A good reason you might sense a lawsuit increase

James M. Berklan
James M. Berklan

Given the most recent report from Aon's Actuarial & Analytical Practice, a few stanzas of “Whistle While You Work” could be helpful. Either that or a stiff belt of Lynchburg, TN's finest export.

Projected liability costs are rising for skilled nursing operators. They're expected to jump a robust 6% in 2017, in fact.

But that's not the most worrisome part of the report. The frequency of liability claims is forecast to increase 4% this year. Just a few years ago, the rate was 2%, which means that even as providers have ramped up efforts to improve quality care, plaintiffs and their attorneys have been running to the courthouse with increasing frequency.

Aon's actuaries predict that the average severity for a successful general liability/professional liability claim in 2017 will be $218,000. 

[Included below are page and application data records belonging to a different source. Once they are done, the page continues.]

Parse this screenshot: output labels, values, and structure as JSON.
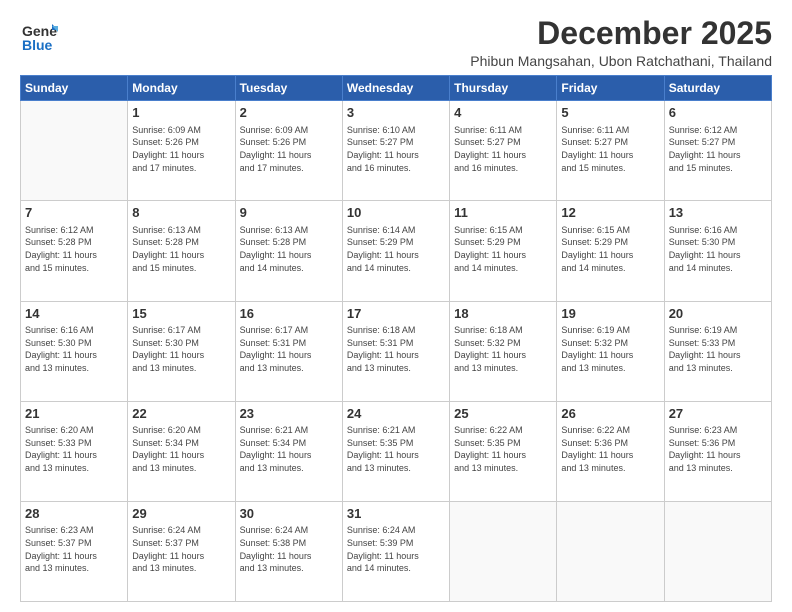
{
  "app": {
    "logo_line1": "General",
    "logo_line2": "Blue"
  },
  "header": {
    "month_title": "December 2025",
    "location": "Phibun Mangsahan, Ubon Ratchathani, Thailand"
  },
  "weekdays": [
    "Sunday",
    "Monday",
    "Tuesday",
    "Wednesday",
    "Thursday",
    "Friday",
    "Saturday"
  ],
  "weeks": [
    [
      {
        "day": "",
        "info": ""
      },
      {
        "day": "1",
        "info": "Sunrise: 6:09 AM\nSunset: 5:26 PM\nDaylight: 11 hours\nand 17 minutes."
      },
      {
        "day": "2",
        "info": "Sunrise: 6:09 AM\nSunset: 5:26 PM\nDaylight: 11 hours\nand 17 minutes."
      },
      {
        "day": "3",
        "info": "Sunrise: 6:10 AM\nSunset: 5:27 PM\nDaylight: 11 hours\nand 16 minutes."
      },
      {
        "day": "4",
        "info": "Sunrise: 6:11 AM\nSunset: 5:27 PM\nDaylight: 11 hours\nand 16 minutes."
      },
      {
        "day": "5",
        "info": "Sunrise: 6:11 AM\nSunset: 5:27 PM\nDaylight: 11 hours\nand 15 minutes."
      },
      {
        "day": "6",
        "info": "Sunrise: 6:12 AM\nSunset: 5:27 PM\nDaylight: 11 hours\nand 15 minutes."
      }
    ],
    [
      {
        "day": "7",
        "info": "Sunrise: 6:12 AM\nSunset: 5:28 PM\nDaylight: 11 hours\nand 15 minutes."
      },
      {
        "day": "8",
        "info": "Sunrise: 6:13 AM\nSunset: 5:28 PM\nDaylight: 11 hours\nand 15 minutes."
      },
      {
        "day": "9",
        "info": "Sunrise: 6:13 AM\nSunset: 5:28 PM\nDaylight: 11 hours\nand 14 minutes."
      },
      {
        "day": "10",
        "info": "Sunrise: 6:14 AM\nSunset: 5:29 PM\nDaylight: 11 hours\nand 14 minutes."
      },
      {
        "day": "11",
        "info": "Sunrise: 6:15 AM\nSunset: 5:29 PM\nDaylight: 11 hours\nand 14 minutes."
      },
      {
        "day": "12",
        "info": "Sunrise: 6:15 AM\nSunset: 5:29 PM\nDaylight: 11 hours\nand 14 minutes."
      },
      {
        "day": "13",
        "info": "Sunrise: 6:16 AM\nSunset: 5:30 PM\nDaylight: 11 hours\nand 14 minutes."
      }
    ],
    [
      {
        "day": "14",
        "info": "Sunrise: 6:16 AM\nSunset: 5:30 PM\nDaylight: 11 hours\nand 13 minutes."
      },
      {
        "day": "15",
        "info": "Sunrise: 6:17 AM\nSunset: 5:30 PM\nDaylight: 11 hours\nand 13 minutes."
      },
      {
        "day": "16",
        "info": "Sunrise: 6:17 AM\nSunset: 5:31 PM\nDaylight: 11 hours\nand 13 minutes."
      },
      {
        "day": "17",
        "info": "Sunrise: 6:18 AM\nSunset: 5:31 PM\nDaylight: 11 hours\nand 13 minutes."
      },
      {
        "day": "18",
        "info": "Sunrise: 6:18 AM\nSunset: 5:32 PM\nDaylight: 11 hours\nand 13 minutes."
      },
      {
        "day": "19",
        "info": "Sunrise: 6:19 AM\nSunset: 5:32 PM\nDaylight: 11 hours\nand 13 minutes."
      },
      {
        "day": "20",
        "info": "Sunrise: 6:19 AM\nSunset: 5:33 PM\nDaylight: 11 hours\nand 13 minutes."
      }
    ],
    [
      {
        "day": "21",
        "info": "Sunrise: 6:20 AM\nSunset: 5:33 PM\nDaylight: 11 hours\nand 13 minutes."
      },
      {
        "day": "22",
        "info": "Sunrise: 6:20 AM\nSunset: 5:34 PM\nDaylight: 11 hours\nand 13 minutes."
      },
      {
        "day": "23",
        "info": "Sunrise: 6:21 AM\nSunset: 5:34 PM\nDaylight: 11 hours\nand 13 minutes."
      },
      {
        "day": "24",
        "info": "Sunrise: 6:21 AM\nSunset: 5:35 PM\nDaylight: 11 hours\nand 13 minutes."
      },
      {
        "day": "25",
        "info": "Sunrise: 6:22 AM\nSunset: 5:35 PM\nDaylight: 11 hours\nand 13 minutes."
      },
      {
        "day": "26",
        "info": "Sunrise: 6:22 AM\nSunset: 5:36 PM\nDaylight: 11 hours\nand 13 minutes."
      },
      {
        "day": "27",
        "info": "Sunrise: 6:23 AM\nSunset: 5:36 PM\nDaylight: 11 hours\nand 13 minutes."
      }
    ],
    [
      {
        "day": "28",
        "info": "Sunrise: 6:23 AM\nSunset: 5:37 PM\nDaylight: 11 hours\nand 13 minutes."
      },
      {
        "day": "29",
        "info": "Sunrise: 6:24 AM\nSunset: 5:37 PM\nDaylight: 11 hours\nand 13 minutes."
      },
      {
        "day": "30",
        "info": "Sunrise: 6:24 AM\nSunset: 5:38 PM\nDaylight: 11 hours\nand 13 minutes."
      },
      {
        "day": "31",
        "info": "Sunrise: 6:24 AM\nSunset: 5:39 PM\nDaylight: 11 hours\nand 14 minutes."
      },
      {
        "day": "",
        "info": ""
      },
      {
        "day": "",
        "info": ""
      },
      {
        "day": "",
        "info": ""
      }
    ]
  ]
}
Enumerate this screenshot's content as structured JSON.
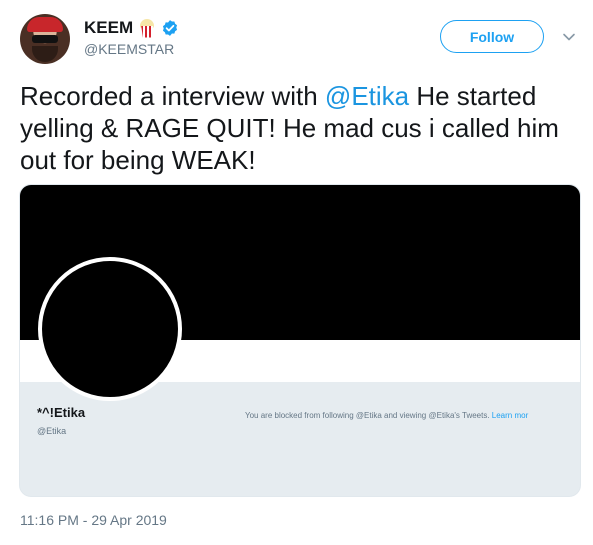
{
  "user": {
    "display_name": "KEEM",
    "handle": "@KEEMSTAR",
    "emoji_icon": "popcorn-icon",
    "verified": true
  },
  "actions": {
    "follow_label": "Follow",
    "menu_icon": "chevron-down-icon"
  },
  "tweet": {
    "text_before": "Recorded a interview with ",
    "mention": "@Etika",
    "text_after": " He started yelling & RAGE QUIT! He mad cus i called him out for being WEAK!",
    "timestamp": "11:16 PM - 29 Apr 2019"
  },
  "card": {
    "profile_name": "*^!Etika",
    "profile_handle": "@Etika",
    "blocked_message": "You are blocked from following @Etika and viewing @Etika's Tweets. ",
    "learn_more": "Learn mor"
  },
  "colors": {
    "accent": "#1da1f2",
    "mention": "#1b95e0",
    "secondary_text": "#657786",
    "card_background": "#e6ecf0"
  }
}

Put another way, the 2017 projected loss rate per occupied bed (for awards under $1 million) is $2,350 — or more than double the 2006 amount.

A “deteriorating claims environment” is how the restrained numbers-crunchers describe it. Its publishing partner was the American Health Care Association so LTC leaders are fully aware of the situation. It's time you were too.

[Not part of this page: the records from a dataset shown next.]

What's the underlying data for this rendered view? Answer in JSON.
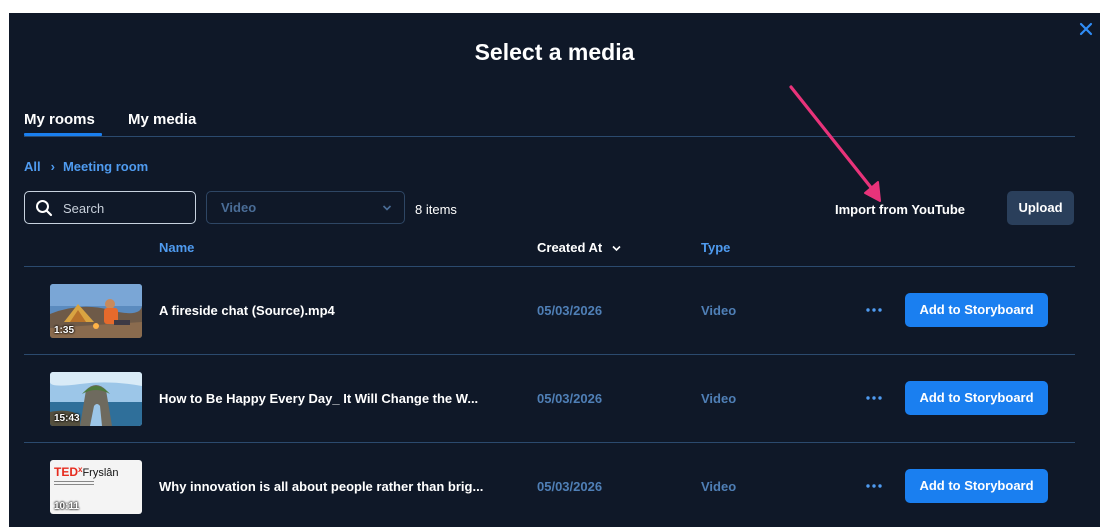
{
  "dialog": {
    "title": "Select a media",
    "close_icon": "close-icon"
  },
  "tabs": [
    {
      "label": "My rooms",
      "active": true
    },
    {
      "label": "My media",
      "active": false
    }
  ],
  "breadcrumb": {
    "root": "All",
    "separator": "›",
    "current": "Meeting room"
  },
  "toolbar": {
    "search_placeholder": "Search",
    "search_value": "",
    "type_filter_value": "Video",
    "item_count": "8 items",
    "import_label": "Import from YouTube",
    "upload_label": "Upload"
  },
  "table": {
    "columns": {
      "name": "Name",
      "created_at": "Created At",
      "type": "Type"
    },
    "sort_icon": "chevron-down-icon",
    "rows": [
      {
        "thumbnail": "fireside-scene",
        "duration": "1:35",
        "name": "A fireside chat (Source).mp4",
        "created_at": "05/03/2026",
        "type": "Video",
        "action_label": "Add to Storyboard"
      },
      {
        "thumbnail": "coastal-rock-scene",
        "duration": "15:43",
        "name": "How to Be Happy Every Day_ It Will Change the W...",
        "created_at": "05/03/2026",
        "type": "Video",
        "action_label": "Add to Storyboard"
      },
      {
        "thumbnail": "tedx-title-card",
        "thumb_logo": "TED",
        "thumb_logo_sup": "x",
        "thumb_logo_city": "Fryslân",
        "duration": "10:11",
        "name": "Why innovation is all about people rather than brig...",
        "created_at": "05/03/2026",
        "type": "Video",
        "action_label": "Add to Storyboard"
      }
    ]
  },
  "colors": {
    "background": "#0f1828",
    "accent": "#1a7ff0",
    "link": "#4f9bf0",
    "divider": "#2b4a6e",
    "annotation_arrow": "#e8337a"
  }
}
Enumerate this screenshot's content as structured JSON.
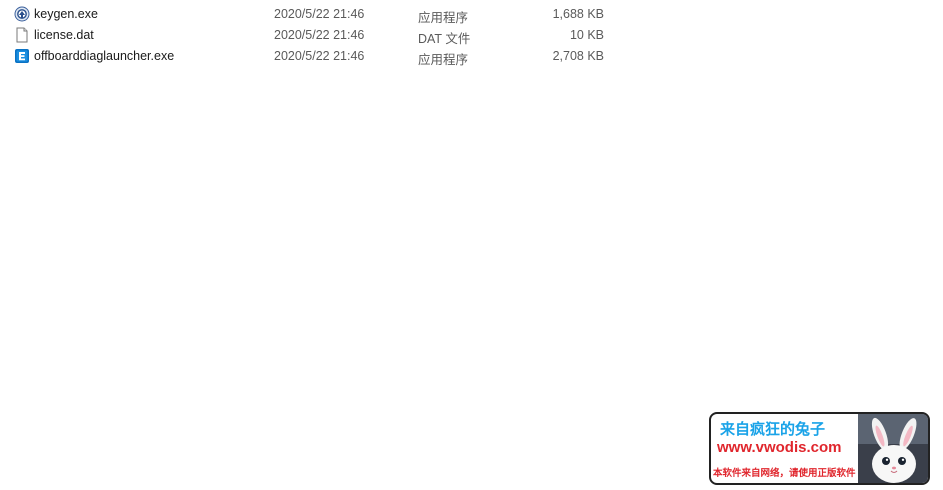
{
  "files": [
    {
      "name": "keygen.exe",
      "modified": "2020/5/22 21:46",
      "type": "应用程序",
      "size": "1,688 KB",
      "icon": "keygen-app-icon"
    },
    {
      "name": "license.dat",
      "modified": "2020/5/22 21:46",
      "type": "DAT 文件",
      "size": "10 KB",
      "icon": "blank-document-icon"
    },
    {
      "name": "offboarddiaglauncher.exe",
      "modified": "2020/5/22 21:46",
      "type": "应用程序",
      "size": "2,708 KB",
      "icon": "launcher-app-icon"
    }
  ],
  "watermark": {
    "title": "来自疯狂的兔子",
    "url": "www.vwodis.com",
    "note": "本软件来自网络，请使用正版软件",
    "title_color": "#1aa3e8",
    "text_color": "#e0262d"
  }
}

So why is the number of claims rising? Simply put, trial attorneys are becoming more efficient at finding favorable jurisdictions in which to sue, believes Christian Coleianne, associate director and actuary with Aon Risk Solutions.

Worse, efforts to implement award caps have stalled or gone dormant in many places. 

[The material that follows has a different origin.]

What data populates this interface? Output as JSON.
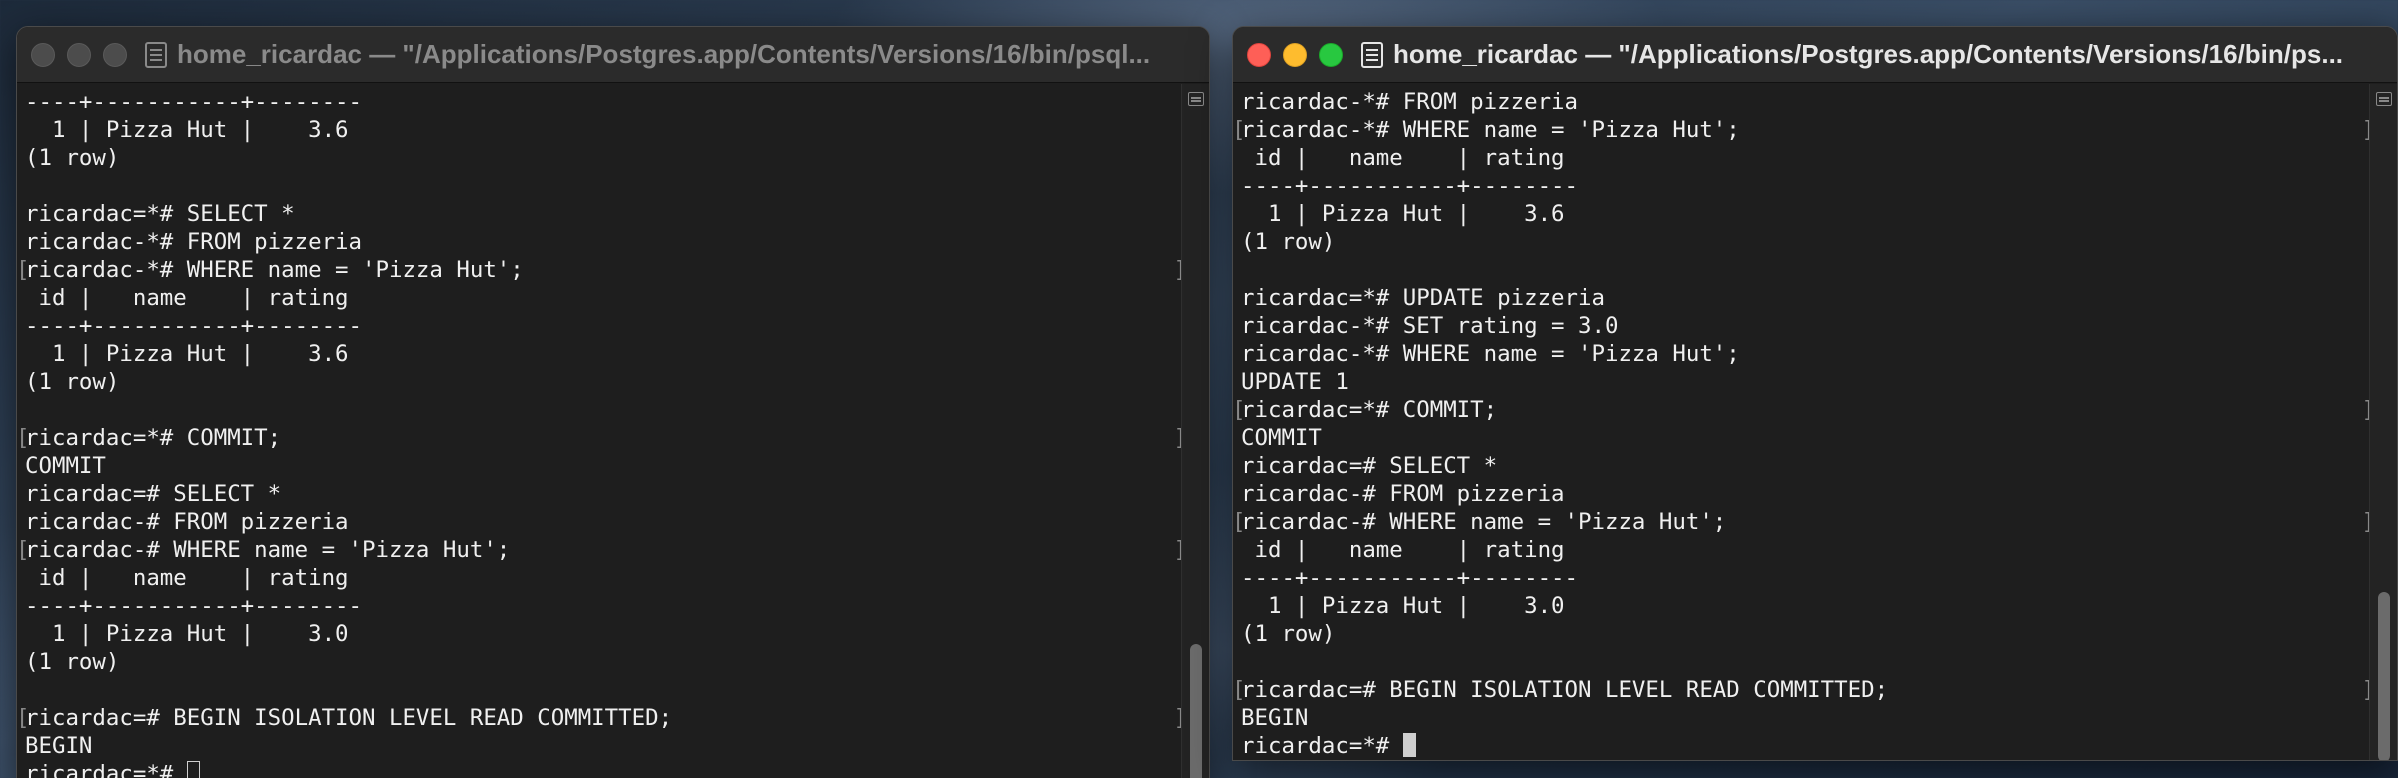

Providers, led by the AHCA, which did some venue cherry-picking of its own, successfully filed for and received a temporary injunction in November against implementation of the arbitration ban. They face better odds fighting the arbitration ban with the White House and both chambers of Congress led by Republicans.

While the majority of the Aon data stems from larger provider chains, menacing implications extend to smaller mom-and-pop type operators, too. Despite shallower pockets, they also are at greater risk of being sued.

“If a fire burns in the forest, it's not just the larger trees that will be impacted,” Coleianne observed. “All the trees will be impacted.”

Or more bluntly put, it's all the more liable to become a large-scale forest fire.